I think now, in season 6, its more evident than ever that Michael needed one of these characters to stay around. A character that accepted Michael for who he was, or; a character that is a version of himself. The last metaphorical straw I drew and the fact that prompted this post was the fact he got together and tried to have a relationship with Pam’s mother. This in turn created one of the worse episodes of The Office. I don’t particularly enjoy the quietly funny Pam shouting at the top of her lungs to Michael about how wrong it is to get together with her mother and even worse, I don’t enjoy when the events that occurred aren’t brought up again the following week. This isn’t How I Met Your Mother: events carry onto the next episode. Pam having a baby in one episode: Check. Pam is still having the baby the following week: Check. So why did this bombshell essentially disappear. What made this entire plot-thread even more unbearable was the fact that Michael broke things off again once it was pointed out to him that Pam’s mother is indeed Pam’s mother, and that means she is old[er than him].

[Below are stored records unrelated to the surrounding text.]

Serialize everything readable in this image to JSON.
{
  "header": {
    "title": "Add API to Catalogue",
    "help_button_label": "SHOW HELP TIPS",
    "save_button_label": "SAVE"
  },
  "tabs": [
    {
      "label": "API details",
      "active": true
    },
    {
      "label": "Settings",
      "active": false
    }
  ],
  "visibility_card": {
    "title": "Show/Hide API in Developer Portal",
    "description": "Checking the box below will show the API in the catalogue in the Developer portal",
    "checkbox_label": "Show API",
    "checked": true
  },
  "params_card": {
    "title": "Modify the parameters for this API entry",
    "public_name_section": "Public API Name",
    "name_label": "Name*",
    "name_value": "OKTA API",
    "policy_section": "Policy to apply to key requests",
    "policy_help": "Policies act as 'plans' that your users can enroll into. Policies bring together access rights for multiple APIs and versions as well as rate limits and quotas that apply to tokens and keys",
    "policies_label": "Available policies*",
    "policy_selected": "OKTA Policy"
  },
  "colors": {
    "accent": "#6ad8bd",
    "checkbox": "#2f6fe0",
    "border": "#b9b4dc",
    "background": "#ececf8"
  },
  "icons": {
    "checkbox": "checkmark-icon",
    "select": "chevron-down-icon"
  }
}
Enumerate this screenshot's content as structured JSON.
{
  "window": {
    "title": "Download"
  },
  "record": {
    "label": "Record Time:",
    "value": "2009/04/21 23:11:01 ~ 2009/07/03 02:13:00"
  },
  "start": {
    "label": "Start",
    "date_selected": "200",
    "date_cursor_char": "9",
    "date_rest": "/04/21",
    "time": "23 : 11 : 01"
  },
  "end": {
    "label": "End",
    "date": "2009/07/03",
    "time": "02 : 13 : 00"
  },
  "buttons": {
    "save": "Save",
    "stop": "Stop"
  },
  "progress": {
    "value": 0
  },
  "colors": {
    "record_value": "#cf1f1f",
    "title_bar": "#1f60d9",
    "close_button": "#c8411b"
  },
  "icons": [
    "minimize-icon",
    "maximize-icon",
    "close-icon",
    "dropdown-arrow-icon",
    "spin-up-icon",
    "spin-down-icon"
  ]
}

In a conclusion I’m not pleased to utter, The Office apparently needs Michael to be with someone to sustain himself. He isn’t an independent character as much as we like to think he is. Creed is an funny, lonesome and underused character and even characters like Angela and Meredith work perfectly fine without anyone. This, for some reason, isn’t the case with our over-the-top protagonist. Long term, he needs someone. He can pull off hilarity in single episodes, but for entire seasons it becomes a struggle to see no real light at the end of the tunnel. The Office needs to bring back that element that Modern Family has stolen – Family.
Things are looking up, though, is Andy and the new office receptionist, Erin going to become this shows heart? Gods above, does it need it.